DEAR MAYO CLINIC: Why is it that so many kids these days have peanut allergies? I don’t remember it being an issue even 20 years ago. Is it something most kids will grow out of? I have heard of children doing a peanut allergy study to “cure” them of their allergy. What does that involve?
ANSWER: You’re correct that the number of children with peanut allergies has increased significantly the last several decades. Although researchers have several theories, at this time there’s no definitive explanation for the increase. A variety of studies are currently underway to better understand peanut allergies and to help find more effective ways of treating them.
Over the last several decades, the prevalence of peanut allergies in children in the United States has more than tripled. The reasons behind this dramatic increase are unclear. Lifestyle, diet choices and genetics all seem to play a role.
For example, one theory, called the hygiene hypothesis, highlights how the way people who live in developed countries may have an impact on childhood allergies, including peanut allergies. Babies born in developing countries have lower incidence of allergies than those in developed countries. But if a family moves to a more developed country, their children’s incidence of childhood allergies increases. So simply being in the environment of a developed country seems to change things.

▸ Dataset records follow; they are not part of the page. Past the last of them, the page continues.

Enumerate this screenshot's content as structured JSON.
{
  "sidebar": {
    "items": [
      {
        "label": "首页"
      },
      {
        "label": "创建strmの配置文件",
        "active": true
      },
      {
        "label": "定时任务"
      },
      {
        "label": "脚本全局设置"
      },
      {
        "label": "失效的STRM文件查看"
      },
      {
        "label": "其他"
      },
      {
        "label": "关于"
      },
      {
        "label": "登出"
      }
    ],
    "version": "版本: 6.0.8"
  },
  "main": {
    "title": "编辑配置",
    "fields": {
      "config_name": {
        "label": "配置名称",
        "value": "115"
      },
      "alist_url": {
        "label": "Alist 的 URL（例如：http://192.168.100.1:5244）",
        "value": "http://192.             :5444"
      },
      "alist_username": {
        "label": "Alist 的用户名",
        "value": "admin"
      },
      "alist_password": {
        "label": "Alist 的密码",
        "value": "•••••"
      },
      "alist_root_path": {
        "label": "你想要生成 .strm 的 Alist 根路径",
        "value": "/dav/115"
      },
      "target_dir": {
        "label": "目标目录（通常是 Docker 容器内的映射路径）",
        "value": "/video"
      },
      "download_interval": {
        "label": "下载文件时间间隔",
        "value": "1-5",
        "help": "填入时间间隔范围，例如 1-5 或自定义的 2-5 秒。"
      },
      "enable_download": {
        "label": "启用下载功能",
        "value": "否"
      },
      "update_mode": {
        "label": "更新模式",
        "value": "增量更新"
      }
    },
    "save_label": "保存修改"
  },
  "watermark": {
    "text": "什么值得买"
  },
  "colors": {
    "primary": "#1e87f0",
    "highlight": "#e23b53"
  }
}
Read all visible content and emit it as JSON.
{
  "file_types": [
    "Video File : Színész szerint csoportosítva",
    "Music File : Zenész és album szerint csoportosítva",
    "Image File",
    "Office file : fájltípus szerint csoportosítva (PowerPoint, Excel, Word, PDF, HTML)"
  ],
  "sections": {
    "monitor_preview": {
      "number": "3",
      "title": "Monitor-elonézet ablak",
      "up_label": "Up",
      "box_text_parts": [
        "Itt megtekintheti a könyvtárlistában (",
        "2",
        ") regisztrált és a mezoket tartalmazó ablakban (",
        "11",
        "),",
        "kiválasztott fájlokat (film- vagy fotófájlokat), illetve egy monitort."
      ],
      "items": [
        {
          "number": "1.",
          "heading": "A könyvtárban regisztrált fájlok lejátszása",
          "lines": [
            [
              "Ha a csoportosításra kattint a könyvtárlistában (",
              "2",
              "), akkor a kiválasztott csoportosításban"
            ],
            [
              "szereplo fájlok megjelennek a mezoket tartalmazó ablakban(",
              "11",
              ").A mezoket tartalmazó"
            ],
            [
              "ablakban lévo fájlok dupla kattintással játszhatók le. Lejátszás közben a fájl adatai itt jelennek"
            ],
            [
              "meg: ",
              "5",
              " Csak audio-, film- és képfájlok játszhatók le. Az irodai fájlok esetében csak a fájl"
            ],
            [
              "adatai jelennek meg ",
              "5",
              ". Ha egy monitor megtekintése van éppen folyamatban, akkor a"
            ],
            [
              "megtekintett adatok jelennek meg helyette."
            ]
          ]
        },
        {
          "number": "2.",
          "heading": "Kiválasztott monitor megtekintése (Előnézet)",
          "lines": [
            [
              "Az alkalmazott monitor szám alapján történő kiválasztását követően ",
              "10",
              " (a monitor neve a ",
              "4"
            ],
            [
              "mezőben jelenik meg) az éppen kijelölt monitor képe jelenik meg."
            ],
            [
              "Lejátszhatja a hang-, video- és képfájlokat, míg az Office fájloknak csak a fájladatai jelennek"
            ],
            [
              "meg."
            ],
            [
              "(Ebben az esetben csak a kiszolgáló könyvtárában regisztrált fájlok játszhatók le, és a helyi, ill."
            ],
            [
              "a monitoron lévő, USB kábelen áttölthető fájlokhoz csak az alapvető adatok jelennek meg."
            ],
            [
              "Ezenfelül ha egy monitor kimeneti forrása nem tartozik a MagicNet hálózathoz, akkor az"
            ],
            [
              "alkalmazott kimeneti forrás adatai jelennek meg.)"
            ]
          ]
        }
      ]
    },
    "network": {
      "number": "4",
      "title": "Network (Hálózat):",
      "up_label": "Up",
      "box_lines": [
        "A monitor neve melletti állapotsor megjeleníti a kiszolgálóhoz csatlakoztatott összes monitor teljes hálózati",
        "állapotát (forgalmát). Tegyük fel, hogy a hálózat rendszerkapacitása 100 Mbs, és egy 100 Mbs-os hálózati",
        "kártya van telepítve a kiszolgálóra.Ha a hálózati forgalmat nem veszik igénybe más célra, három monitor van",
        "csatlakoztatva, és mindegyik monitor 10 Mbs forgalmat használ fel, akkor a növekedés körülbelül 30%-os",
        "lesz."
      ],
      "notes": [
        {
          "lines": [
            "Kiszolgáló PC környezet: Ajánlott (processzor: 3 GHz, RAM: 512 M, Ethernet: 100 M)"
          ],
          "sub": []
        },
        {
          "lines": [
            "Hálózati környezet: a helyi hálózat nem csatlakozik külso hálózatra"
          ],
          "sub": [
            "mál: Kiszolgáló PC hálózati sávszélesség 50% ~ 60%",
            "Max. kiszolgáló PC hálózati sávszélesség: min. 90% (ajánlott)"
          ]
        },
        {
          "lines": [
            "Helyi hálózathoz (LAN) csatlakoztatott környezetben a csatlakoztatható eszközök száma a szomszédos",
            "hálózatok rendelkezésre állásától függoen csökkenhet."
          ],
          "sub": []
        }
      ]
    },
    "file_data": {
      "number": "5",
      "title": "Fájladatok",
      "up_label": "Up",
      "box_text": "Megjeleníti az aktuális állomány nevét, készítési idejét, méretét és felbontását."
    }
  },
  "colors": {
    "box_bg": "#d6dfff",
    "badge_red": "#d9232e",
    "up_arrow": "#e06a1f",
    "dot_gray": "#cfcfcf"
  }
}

The hygiene hypothesis suggests that children who have more exposure to germs and certain infections at a very early age develop immune systems that are better suited to differentiating harmless substances from harmful substances. In this theory, exposure to certain germs teaches the immune system not to overreact. It would also explain why children who grow up on farms or those who have certain types of pets are less likely to develop allergies than other children. But much more research is needed to understand exactly how childhood germ exposure might help prevent allergies.
In about 20 percent of people who develop a peanut allergy when they are young, the allergy eventually goes away over time. The remaining 80 percent have some sensitivity to peanuts throughout their lives, although the severity of symptoms varies widely from one person to another.
Of note, peanuts are actually legumes and not related to other nuts, known as tree nuts. Unfortunately, many children with peanut allergy go on to develop tree nut allergy. In addition, tree nuts can be cross-contaminated or confused with peanuts, so for these reasons, we often ask children with peanut allergy to avoid tree nuts as well.
A variety of research studies are looking at possible ways to treat peanut allergies. A number of them involve giving a small amount of peanut protein to children with peanut allergies, and then increasing the amount over time. In some of these studies, children eat the peanut proteins, while in others a patch on the skin is used to deliver them. The goal is to make children less sensitive to peanuts so if they have a small exposure, it won’t result in anaphylaxis — a potentially life-threatening allergic reaction that causes blood pressure to drop and airways to narrow and restrict breathing.
There has been some success with these studies. They do come with risks, however. In addition to the possibility of anaphylaxis, some participants in these studies have developed a condition called eosinophilic esophagitis. It is the result of certain white blood cells called eosinophils building up in the lining of the esophagus, damaging the esophageal tissue and making it hard to swallow. Because of these risks, children in these studies need to be carefully monitored.
At this time, the most effective way to manage a peanut allergy is to strictly avoid peanuts and to always carry an injectable dose of the medication epinephrine to use for emergency treatment in the event of accidental peanut exposure.
If you have a child who is allergic to peanuts, or you suspect a peanut allergy in your infant or toddler, consult with a pediatric allergist. These specialists can provide a thorough evaluation and offer comprehensive education on how to best deal with a peanut allergy. — Martha Hartz, M.D., Pediatric Allergy and Immunology , Mayo Clinic, Rochester, Minn.
(Mayo Clinic Q & A is an educational resource and doesn’t replace regular medical care. E-mail a question to MayoClinicQ&A@mayo.edu. For more information, visit www.mayoclinic.org.)